DIRECTIONS FOR THIS TASK:
I need the number of lines in the data that include "Units"; reply with that number alone.

PROVIDED DATA:
· · · · ·

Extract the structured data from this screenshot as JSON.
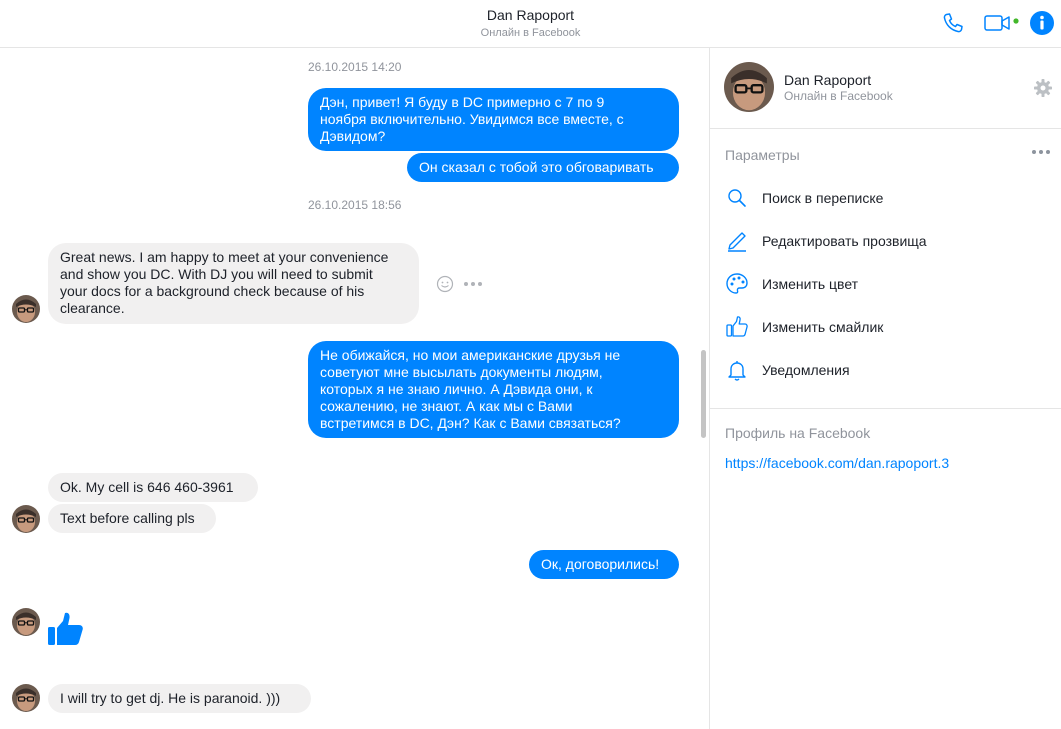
{
  "header": {
    "title": "Dan Rapoport",
    "subtitle": "Онлайн в Facebook",
    "icons": [
      "phone-icon",
      "video-icon",
      "info-icon"
    ],
    "accent_color": "#0084ff",
    "online_color": "#42b72a"
  },
  "chat": {
    "timestamps": [
      "26.10.2015 14:20",
      "26.10.2015 18:56"
    ],
    "messages": [
      {
        "from": "me",
        "text": "Дэн, привет! Я буду в DC примерно с 7 по 9\nноября включительно. Увидимся все вместе, с\nДэвидом?"
      },
      {
        "from": "me",
        "text": "Он сказал с тобой это обговаривать"
      },
      {
        "from": "dan",
        "text": "Great news. I am happy to meet at your convenience\nand show you DC.  With DJ you will need to submit\nyour docs for a background check because of his\nclearance."
      },
      {
        "from": "me",
        "text": "Не обижайся, но мои американские друзья не\nсоветуют мне высылать документы людям,\nкоторых я не знаю лично. А Дэвида они, к\nсожалению, не знают. А как мы с Вами\nвстретимся в DC, Дэн? Как с Вами связаться?"
      },
      {
        "from": "dan",
        "text": "Ok. My cell is 646 460-3961"
      },
      {
        "from": "dan",
        "text": "Text before calling pls"
      },
      {
        "from": "me",
        "text": "Ок, договорились!"
      },
      {
        "from": "dan",
        "sticker": "thumbs-up-icon"
      },
      {
        "from": "dan",
        "text": "I will try to get dj.   He is paranoid. )))"
      }
    ],
    "bubble_colors": {
      "outgoing": "#0084ff",
      "incoming": "#f1f0f0"
    }
  },
  "panel": {
    "name": "Dan Rapoport",
    "status": "Онлайн в Facebook",
    "settings_label": "Параметры",
    "menu": [
      {
        "icon": "search-icon",
        "label": "Поиск в переписке"
      },
      {
        "icon": "pencil-icon",
        "label": "Редактировать прозвища"
      },
      {
        "icon": "palette-icon",
        "label": "Изменить цвет"
      },
      {
        "icon": "thumbs-up-icon",
        "label": "Изменить смайлик"
      },
      {
        "icon": "bell-icon",
        "label": "Уведомления"
      }
    ],
    "profile_label": "Профиль на Facebook",
    "profile_link": "https://facebook.com/dan.rapoport.3"
  }
}
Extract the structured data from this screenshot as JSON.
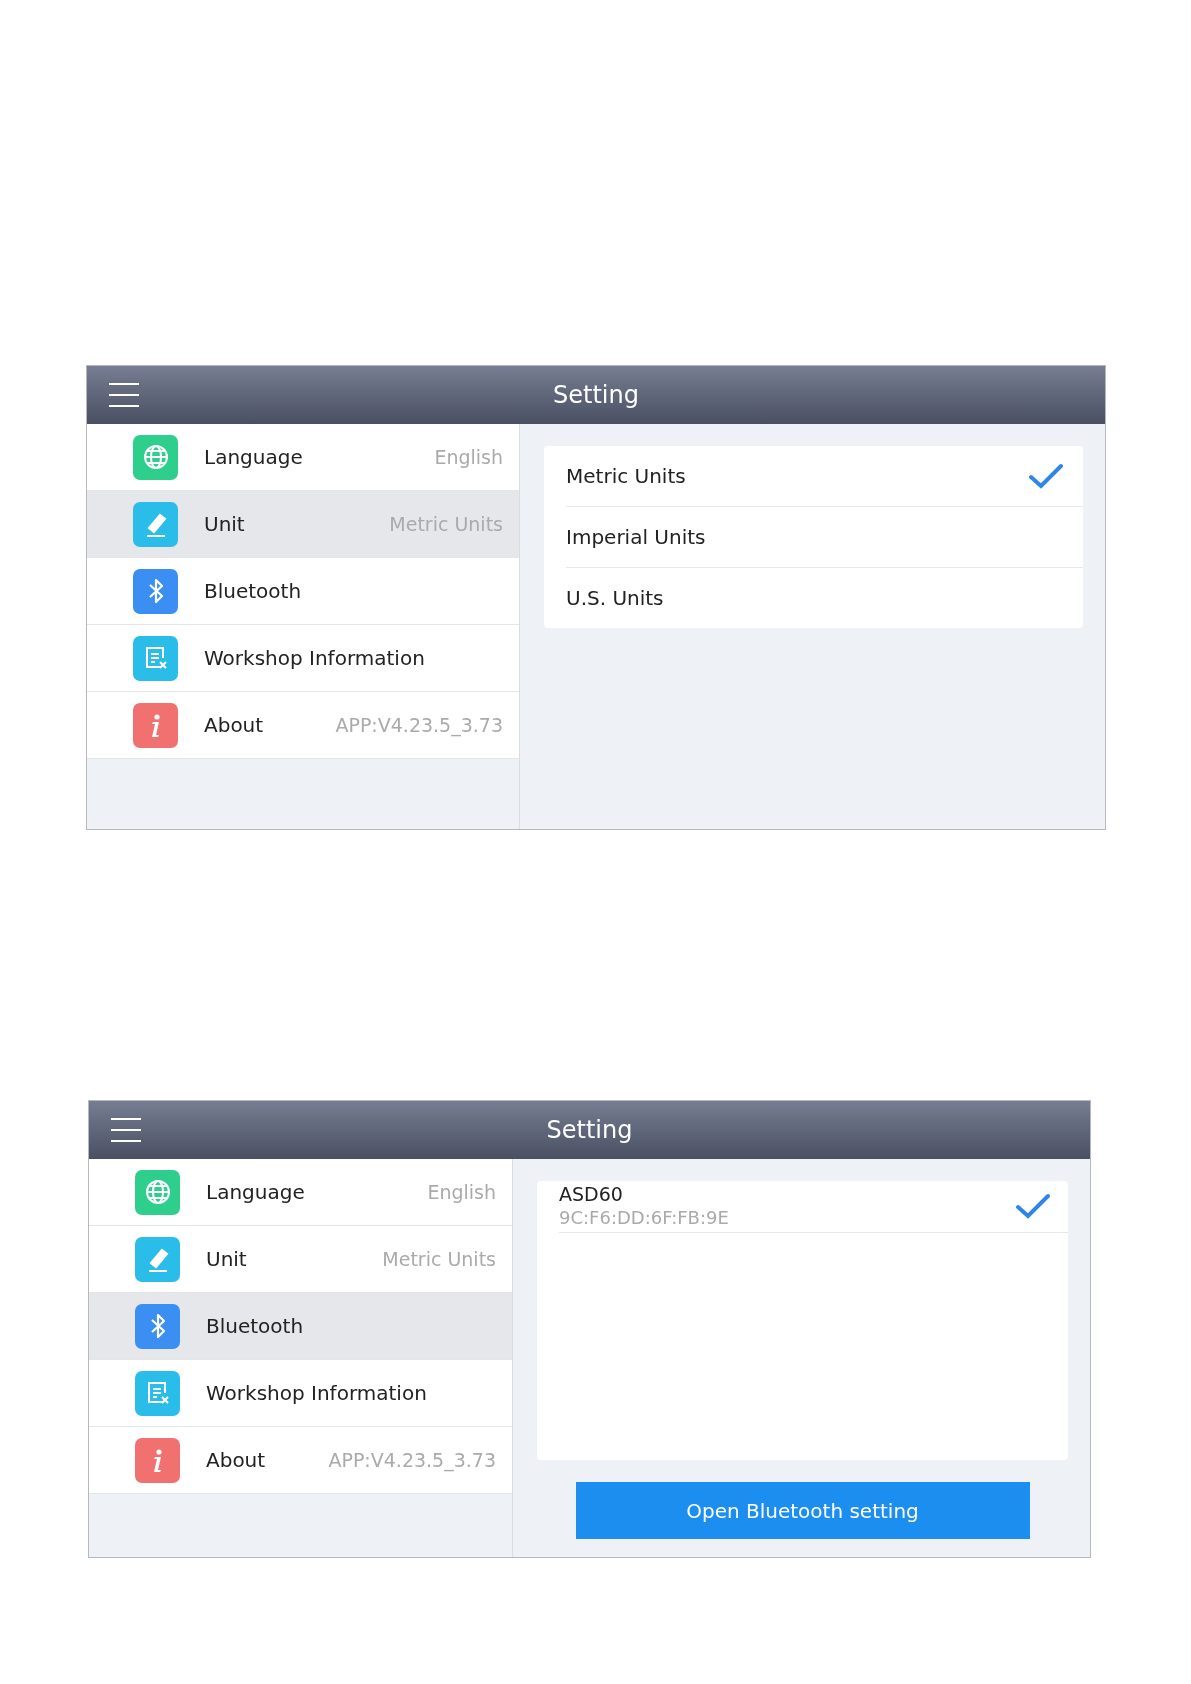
{
  "screens": [
    {
      "title": "Setting",
      "menu": [
        {
          "kind": "globe",
          "label": "Language",
          "value": "English",
          "selected": false
        },
        {
          "kind": "ruler",
          "label": "Unit",
          "value": "Metric Units",
          "selected": true
        },
        {
          "kind": "bluetooth",
          "label": "Bluetooth",
          "selected": false
        },
        {
          "kind": "form",
          "label": "Workshop Information",
          "selected": false
        },
        {
          "kind": "info",
          "label": "About",
          "value": "APP:V4.23.5_3.73",
          "selected": false
        }
      ],
      "detail": {
        "kind": "options",
        "options": [
          {
            "label": "Metric Units",
            "selected": true
          },
          {
            "label": "Imperial Units",
            "selected": false
          },
          {
            "label": "U.S. Units",
            "selected": false
          }
        ]
      }
    },
    {
      "title": "Setting",
      "menu": [
        {
          "kind": "globe",
          "label": "Language",
          "value": "English",
          "selected": false
        },
        {
          "kind": "ruler",
          "label": "Unit",
          "value": "Metric Units",
          "selected": false
        },
        {
          "kind": "bluetooth",
          "label": "Bluetooth",
          "selected": true
        },
        {
          "kind": "form",
          "label": "Workshop Information",
          "selected": false
        },
        {
          "kind": "info",
          "label": "About",
          "value": "APP:V4.23.5_3.73",
          "selected": false
        }
      ],
      "detail": {
        "kind": "devices",
        "devices": [
          {
            "name": "ASD60",
            "address": "9C:F6:DD:6F:FB:9E",
            "selected": true
          }
        ],
        "button": "Open Bluetooth setting"
      }
    }
  ]
}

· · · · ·

RESULT BELOW:
5